Today, the line between physical and virtual worlds is becoming increasingly blurred. While cloud environments offer transformative opportunities for the healthcare sector, they also carry a large number of cyber risks. Benoit Grunemwald, cybersecurity expert at Eset, one of the leading providers of IT security software and services in Europe, shares his advice on how to conduct a secure teleconsultation. He also discusses healthcare cybersecurity in general and the way hackers work.
Here is the Part II of this interview.
MedicalExpo e-magazine: Is it possible to achieve zero risk when conducting a teleconsultation?
Benoit Grunemwald: We will never get there, we can’t. It’s like the number of deaths on the road, it will never be zero. It’s an inevitability, but that’s the way life is, not cybersecurity. Our goal is to identify the most likely scenarios, the most likely flaws, and those that have the most consequences. From there, we do a risk analysis and the client will take the appropriate measures to go from a state they are not satisfied with to a state that is not 100% secure but that they are sufficiently satisfied with.
MedicalExpo e-magazine: Is it possible today to use connected medical devices, such as a smart watch, without any risk?
Benoit Grunemwald: We should not deny technology and innovation, they are fundamental. However, people should be aware that if malicious software attacks their smart watch, it may no longer be available and the data recorded on it may be shared with third parties without their authorization. Worse, an attacker can hack into a connected watch and change the person’s blood sugar index for example.
In this context, is it possible to have a 100% secure smartwatch or connected medical device? In cybersecurity, 100% does not exist, as I said earlier. The idea is to get to a level where you can sleep well and where the risk is “acceptable.” So the answer is yes, but it is also up to each person to set the risk acceptability cursor.

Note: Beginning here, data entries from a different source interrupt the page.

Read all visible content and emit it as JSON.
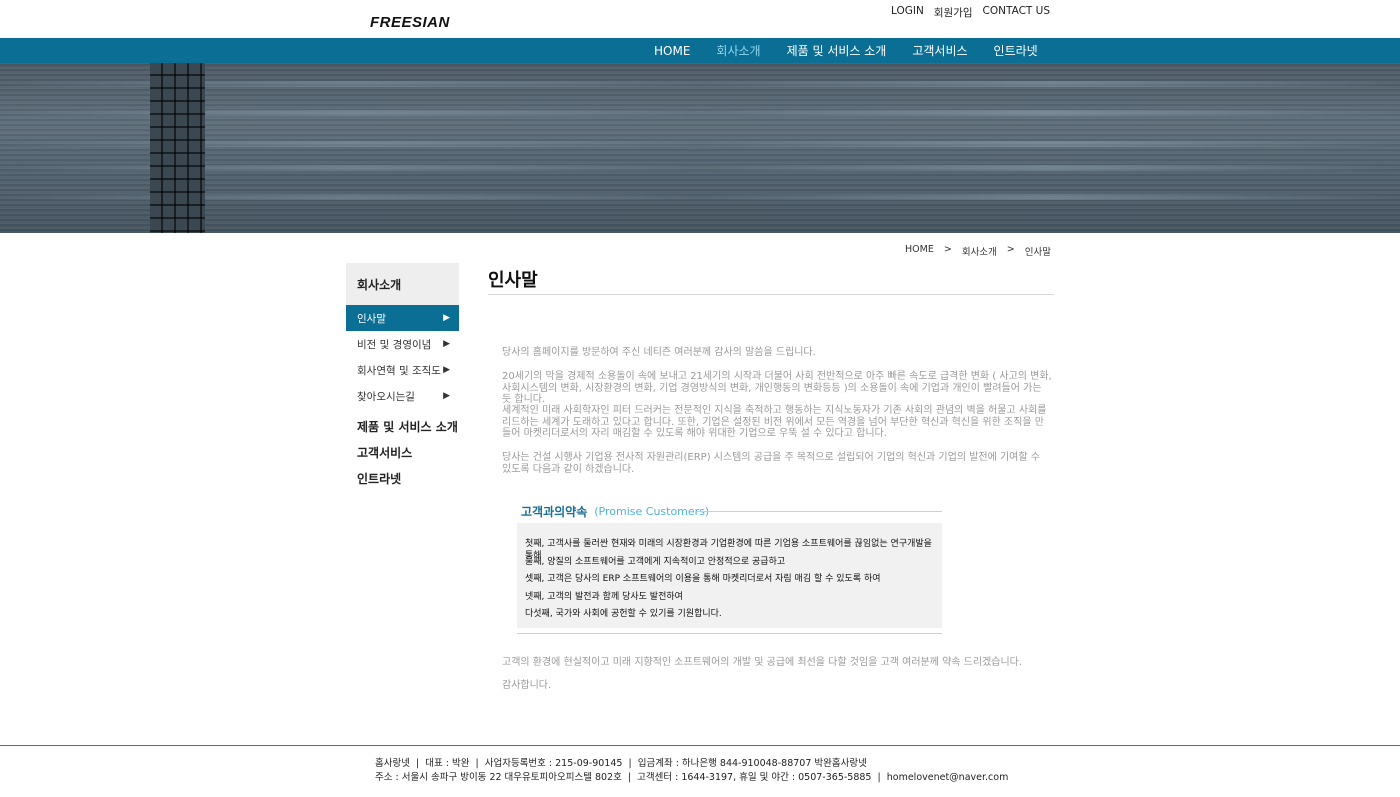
{
  "header": {
    "logo": "FREESIAN",
    "links": [
      "LOGIN",
      "회원가입",
      "CONTACT US"
    ]
  },
  "nav": {
    "items": [
      "HOME",
      "회사소개",
      "제품 및 서비스 소개",
      "고객서비스",
      "인트라넷"
    ],
    "active": "회사소개"
  },
  "breadcrumb": {
    "items": [
      "HOME",
      ">",
      "회사소개",
      ">",
      "인사말"
    ]
  },
  "sidebar": {
    "heading": "회사소개",
    "sub_items": [
      {
        "label": "인사말",
        "arrow": "▶"
      },
      {
        "label": "비전 및 경영이념",
        "arrow": "▶"
      },
      {
        "label": "회사연혁 및 조직도",
        "arrow": "▶"
      },
      {
        "label": "찾아오시는길",
        "arrow": "▶"
      }
    ],
    "main_items": [
      "제품 및 서비스 소개",
      "고객서비스",
      "인트라넷"
    ]
  },
  "content": {
    "title": "인사말",
    "paragraphs": [
      "당사의 홈페이지를 방문하여 주신 네티즌 여러분께 감사의 말씀을 드립니다.",
      "20세기의 막을 경제적 소용돌이 속에 보내고 21세기의 시작과 더불어 사회 전반적으로 아주 빠른 속도로 급격한 변화 ( 사고의 변화, 사회시스템의 변화, 시장환경의 변화, 기업 경영방식의 변화, 개인행동의 변화등등 )의 소용돌이 속에 기업과 개인이 빨려들어 가는 듯 합니다.",
      "세계적인 미래 사회학자인 피터 드러커는 전문적인 지식을 축적하고 행동하는 지식노동자가 기존 사회의 관념의 벽을 허물고 사회를 리드하는 세계가 도래하고 있다고 합니다. 또한, 기업은 설정된 비전 위에서 모든 역경을 넘어 부단한 혁신과 혁신을 위한 조직을 만들어 마켓리더로서의 자리 매김할 수 있도록 해야 위대한 기업으로 우뚝 설 수 있다고 합니다.",
      "당사는 건설 시행사 기업용 전사적 자원관리(ERP) 시스템의 공급을 주 목적으로 설립되어 기업의 혁신과 기업의 발전에 기여할 수 있도록 다음과 같이 하겠습니다."
    ],
    "promise": {
      "title_ko": "고객과의약속",
      "title_en": "(Promise Customers)",
      "items": [
        "첫째, 고객사를 둘러싼 현재와 미래의 시장환경과 기업환경에 따른 기업용 소프트웨어를 끊임없는 연구개발을 통해",
        "둘째, 양질의 소프트웨어를 고객에게 지속적이고 안정적으로 공급하고",
        "셋째, 고객은 당사의 ERP 소프트웨어의 이용을 통해 마켓리더로서 자림 매김 할 수 있도록 하여",
        "넷째, 고객의 발전과 함께 당사도 발전하여",
        "다섯째, 국가와 사회에 공헌할 수 있기를 기원합니다."
      ]
    },
    "closing": [
      "고객의 환경에 현실적이고 미래 지향적인 소프트웨어의 개발 및 공급에 최선을 다할 것임을 고객 여러분께 약속 드리겠습니다.",
      "감사합니다."
    ]
  },
  "footer": {
    "line1": "홈사랑넷  |  대표 : 박완  |  사업자등록번호 : 215-09-90145  |  입금계좌 : 하나은행 844-910048-88707 박완홈사랑넷",
    "line2": "주소 : 서울시 송파구 방이동 22 대우유토피아오피스텔 802호  |  고객센터 : 1644-3197, 휴일 및 야간 : 0507-365-5885  |  homelovenet@naver.com"
  }
}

I’ll give you an example: you use a free service on the Internet for which you are obliged to accept the conditions of use, which ask you to share information that we Europeans, under the RGPD, consider to be confidential personal data of great value, in return for the free service. So it’s up to you to see if you really want to accept these conditions. Are you violating your own values or not? It is a state of consciousness I would say.
Unfortunately, sometimes the user has no choice. So the responsibility also lies with practitioners and the platform they choose to make available to their patients. These must at least guarantee a certain level of security. We are talking about a level of requirement here, not about responsibility in the criminal or legal sense of the term.
MedicalExpo e-magazine: Who are the hackers?
Benoit Grunemwald: There are essentially two categories of cybercriminals: white hats (ethical hackers) and black hats (malicious hackers).
White hat hackers discover a flaw, they hack it but before making this flaw public, they follow a procedure specific to the profession (a kind of convention called “Responsible Disclosure”) and warn the manufacturer thus giving them time to correct the flaw before warning the rest of the world what they found. White hat hackers’ goal is to awaken without putting anyone in danger. They have certain ethics.
Black hat hackers are unscrupulous cybercriminals. They are mostly divided into two subcategories: small and medium cybercriminals motivated by money, and large cybercriminals motivated by destabilization, cyberwarfare, geopolitical issues, espionage and sabotage. We have been seeing examples of the latter with the war in Ukraine and everything related to the production and distribution of energy.
Unfortunately, these two categories tend to come together today in attacks: why not carry out sabotage and at the same time ask for money in return? If it works, you get a double win, jackpot!
MedicalExpo e-magazine: Are cybercriminals also undergoing a digital transformation?
Benoit Grunemwald: Absolutely. Before, small cybercriminals only had access to tools at their level, but today, on forums or via other techniques, they can have access to the tools of big cybercriminals and they can carry out operations that are actually beyond them.
Or they can even find themselves affiliated with large cybercriminal groups, especially via Ransomware-as-a-Service (RAAS). Let me explain: you can have a mafia company that publishes malware, but its job is not to operate it, just to publish it. The company puts it on the forums and says: the one who operates it will get 15% (or sometimes even 50%) of the ransom in exchange.
I remember the case of this pediatric hospital in Canada that was attacked by an affiliate. The company that published the malware and the Ransomware-as-a-Service decided to give the hospital the decryption key to access the file without paying the ransom and publicly apologized saying that it did not normally attack the health sector and even less pediatric hospitals. It then publicly announced that the affiliate partner for the attack was banned from its cybercriminal networks.
In industry, when machines were designed, they were designed without cyber safety in mind. With the digital transformation that followed, everything has become networked and this transformation has brought a huge number of risks and consequences. And any change in a plant costs millions, so it’s complicated…